> [ENTRIES SHOWN]
══════
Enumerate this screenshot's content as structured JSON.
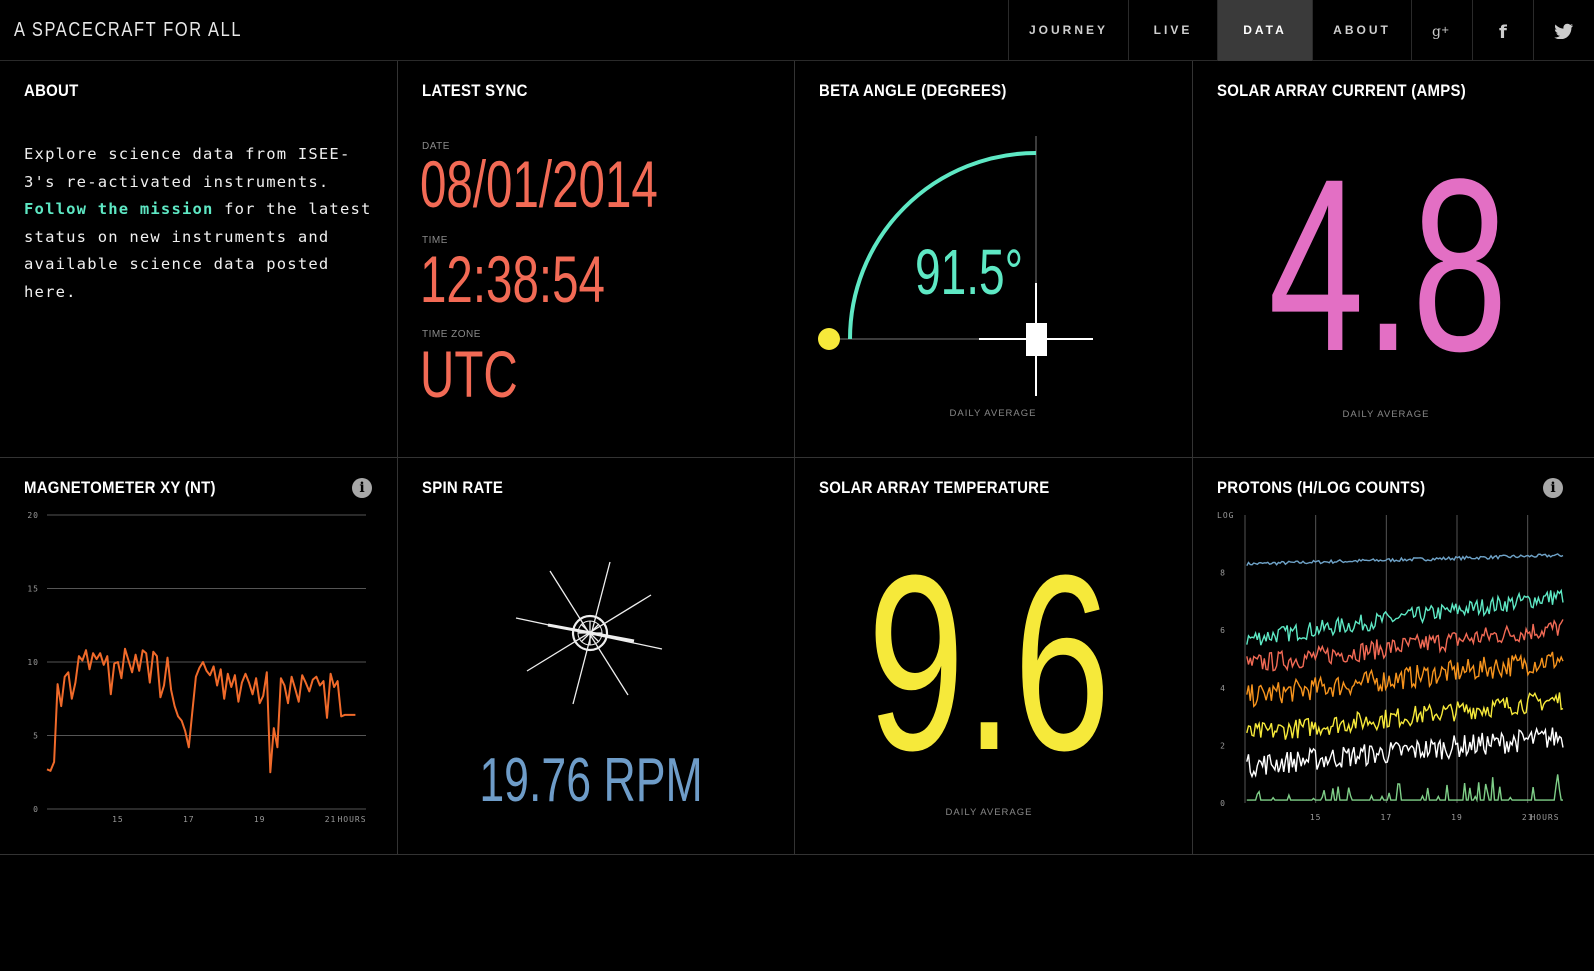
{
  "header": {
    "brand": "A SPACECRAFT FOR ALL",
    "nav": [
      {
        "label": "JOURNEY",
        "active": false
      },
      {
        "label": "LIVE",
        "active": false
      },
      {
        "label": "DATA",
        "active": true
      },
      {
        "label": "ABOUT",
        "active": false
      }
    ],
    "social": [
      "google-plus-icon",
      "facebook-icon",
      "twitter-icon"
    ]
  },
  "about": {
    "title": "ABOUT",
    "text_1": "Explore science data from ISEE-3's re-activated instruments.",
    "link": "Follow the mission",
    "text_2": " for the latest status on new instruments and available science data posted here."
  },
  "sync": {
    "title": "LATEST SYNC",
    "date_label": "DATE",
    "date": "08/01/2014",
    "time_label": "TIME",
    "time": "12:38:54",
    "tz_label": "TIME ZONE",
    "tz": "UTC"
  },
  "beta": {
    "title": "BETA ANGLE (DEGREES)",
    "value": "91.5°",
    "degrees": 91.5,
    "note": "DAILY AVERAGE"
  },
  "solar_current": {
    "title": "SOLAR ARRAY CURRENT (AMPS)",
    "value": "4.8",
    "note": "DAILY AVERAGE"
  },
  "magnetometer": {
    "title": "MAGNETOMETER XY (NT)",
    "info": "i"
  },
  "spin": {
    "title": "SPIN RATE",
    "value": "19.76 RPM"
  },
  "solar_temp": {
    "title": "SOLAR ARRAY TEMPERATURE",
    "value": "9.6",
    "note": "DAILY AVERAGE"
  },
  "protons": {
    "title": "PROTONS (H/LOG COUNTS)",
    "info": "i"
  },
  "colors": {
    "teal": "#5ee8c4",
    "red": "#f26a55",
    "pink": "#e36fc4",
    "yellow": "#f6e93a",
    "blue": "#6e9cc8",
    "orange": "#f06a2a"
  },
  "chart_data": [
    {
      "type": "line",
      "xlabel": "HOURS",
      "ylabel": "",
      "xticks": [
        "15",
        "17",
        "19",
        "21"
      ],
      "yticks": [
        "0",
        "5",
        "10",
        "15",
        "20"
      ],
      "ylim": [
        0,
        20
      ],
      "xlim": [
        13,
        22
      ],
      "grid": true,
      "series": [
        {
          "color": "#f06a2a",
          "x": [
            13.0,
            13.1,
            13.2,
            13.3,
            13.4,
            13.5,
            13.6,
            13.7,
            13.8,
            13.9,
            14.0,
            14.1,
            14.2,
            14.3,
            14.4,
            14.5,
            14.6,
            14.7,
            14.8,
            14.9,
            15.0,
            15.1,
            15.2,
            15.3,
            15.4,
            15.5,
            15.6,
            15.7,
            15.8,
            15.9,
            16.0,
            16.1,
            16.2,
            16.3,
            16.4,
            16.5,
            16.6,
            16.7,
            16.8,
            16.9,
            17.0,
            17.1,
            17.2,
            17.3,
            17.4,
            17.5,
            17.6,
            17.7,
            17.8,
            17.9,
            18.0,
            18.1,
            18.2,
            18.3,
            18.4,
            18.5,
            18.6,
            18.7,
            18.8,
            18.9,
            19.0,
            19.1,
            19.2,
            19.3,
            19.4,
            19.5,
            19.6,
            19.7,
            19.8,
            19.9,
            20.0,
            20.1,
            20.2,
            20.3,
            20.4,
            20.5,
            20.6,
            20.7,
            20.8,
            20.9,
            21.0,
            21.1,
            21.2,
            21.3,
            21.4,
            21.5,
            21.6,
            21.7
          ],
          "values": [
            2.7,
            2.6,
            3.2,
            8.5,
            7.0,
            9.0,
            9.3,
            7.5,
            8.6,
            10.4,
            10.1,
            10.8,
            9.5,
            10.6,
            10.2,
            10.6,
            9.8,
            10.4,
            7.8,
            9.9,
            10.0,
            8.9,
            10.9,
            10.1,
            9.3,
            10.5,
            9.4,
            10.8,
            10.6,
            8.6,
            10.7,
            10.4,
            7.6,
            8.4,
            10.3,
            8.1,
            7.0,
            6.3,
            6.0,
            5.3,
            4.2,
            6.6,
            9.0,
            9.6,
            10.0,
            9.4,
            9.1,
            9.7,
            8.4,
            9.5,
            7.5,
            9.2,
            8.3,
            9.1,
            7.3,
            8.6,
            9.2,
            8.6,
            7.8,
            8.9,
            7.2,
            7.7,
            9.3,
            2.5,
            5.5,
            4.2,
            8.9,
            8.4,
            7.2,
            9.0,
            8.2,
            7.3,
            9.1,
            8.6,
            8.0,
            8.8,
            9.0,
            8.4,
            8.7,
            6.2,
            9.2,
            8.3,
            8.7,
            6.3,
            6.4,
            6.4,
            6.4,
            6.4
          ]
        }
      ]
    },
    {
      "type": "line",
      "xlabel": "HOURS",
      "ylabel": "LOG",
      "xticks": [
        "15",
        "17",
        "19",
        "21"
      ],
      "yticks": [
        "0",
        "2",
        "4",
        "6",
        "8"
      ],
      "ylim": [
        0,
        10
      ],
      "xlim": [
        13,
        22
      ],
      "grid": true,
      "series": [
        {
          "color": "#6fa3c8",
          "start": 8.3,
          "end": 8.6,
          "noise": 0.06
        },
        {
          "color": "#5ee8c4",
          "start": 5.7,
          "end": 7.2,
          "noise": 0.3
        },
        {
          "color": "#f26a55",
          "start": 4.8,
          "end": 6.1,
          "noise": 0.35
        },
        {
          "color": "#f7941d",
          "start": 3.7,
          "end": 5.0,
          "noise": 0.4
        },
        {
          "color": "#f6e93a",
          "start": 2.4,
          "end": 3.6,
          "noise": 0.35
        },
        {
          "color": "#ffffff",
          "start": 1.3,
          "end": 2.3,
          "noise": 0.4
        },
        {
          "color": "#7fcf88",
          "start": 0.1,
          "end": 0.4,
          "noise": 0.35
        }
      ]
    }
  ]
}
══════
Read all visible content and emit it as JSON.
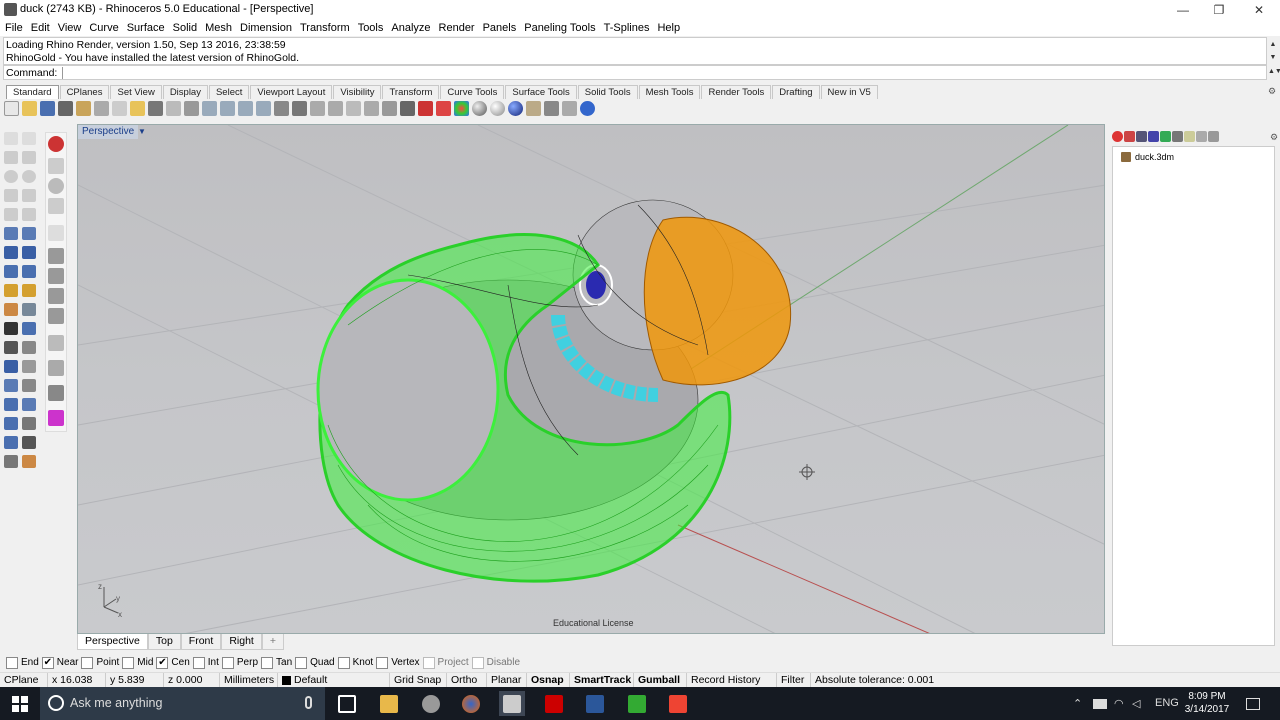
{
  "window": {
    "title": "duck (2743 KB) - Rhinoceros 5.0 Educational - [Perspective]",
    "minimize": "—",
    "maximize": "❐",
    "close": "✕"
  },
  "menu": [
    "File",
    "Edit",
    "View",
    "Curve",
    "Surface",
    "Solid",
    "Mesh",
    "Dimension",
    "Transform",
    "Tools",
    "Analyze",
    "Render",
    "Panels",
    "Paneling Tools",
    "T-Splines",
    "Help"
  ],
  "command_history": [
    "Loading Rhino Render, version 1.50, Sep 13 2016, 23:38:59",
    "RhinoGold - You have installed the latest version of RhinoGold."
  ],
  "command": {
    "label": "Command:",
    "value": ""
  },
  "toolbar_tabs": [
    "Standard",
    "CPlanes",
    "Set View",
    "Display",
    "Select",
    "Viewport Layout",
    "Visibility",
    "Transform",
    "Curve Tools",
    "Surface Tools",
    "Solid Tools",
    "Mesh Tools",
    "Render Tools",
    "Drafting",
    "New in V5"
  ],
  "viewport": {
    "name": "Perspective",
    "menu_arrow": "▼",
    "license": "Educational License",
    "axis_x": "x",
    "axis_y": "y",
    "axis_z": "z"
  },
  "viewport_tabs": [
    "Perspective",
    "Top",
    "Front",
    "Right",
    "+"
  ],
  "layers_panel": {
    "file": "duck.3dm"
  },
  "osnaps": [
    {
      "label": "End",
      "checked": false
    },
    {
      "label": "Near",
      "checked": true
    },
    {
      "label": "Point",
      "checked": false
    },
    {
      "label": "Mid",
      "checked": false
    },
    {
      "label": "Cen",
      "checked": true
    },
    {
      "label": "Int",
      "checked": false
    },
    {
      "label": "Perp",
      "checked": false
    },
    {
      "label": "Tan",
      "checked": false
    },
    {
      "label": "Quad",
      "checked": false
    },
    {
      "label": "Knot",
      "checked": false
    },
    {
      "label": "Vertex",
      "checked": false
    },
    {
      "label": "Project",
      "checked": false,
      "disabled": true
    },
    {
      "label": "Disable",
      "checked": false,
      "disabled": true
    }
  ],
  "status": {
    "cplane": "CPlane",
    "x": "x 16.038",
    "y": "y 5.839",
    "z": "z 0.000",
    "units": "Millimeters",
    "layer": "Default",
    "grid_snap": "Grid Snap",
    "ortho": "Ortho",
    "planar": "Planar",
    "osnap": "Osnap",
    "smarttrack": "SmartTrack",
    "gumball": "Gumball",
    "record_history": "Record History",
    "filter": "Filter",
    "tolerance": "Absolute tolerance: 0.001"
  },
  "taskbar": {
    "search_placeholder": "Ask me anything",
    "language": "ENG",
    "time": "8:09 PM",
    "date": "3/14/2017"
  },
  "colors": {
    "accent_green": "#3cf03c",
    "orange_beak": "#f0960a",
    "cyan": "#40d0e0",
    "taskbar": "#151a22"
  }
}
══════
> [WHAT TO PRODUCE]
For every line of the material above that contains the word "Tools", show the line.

> [SOLUTION]
    "Tools",
    "Paneling Tools",
    "Curve Tools",
    "Surface Tools",
    "Solid Tools",
    "Mesh Tools",
    "Render Tools",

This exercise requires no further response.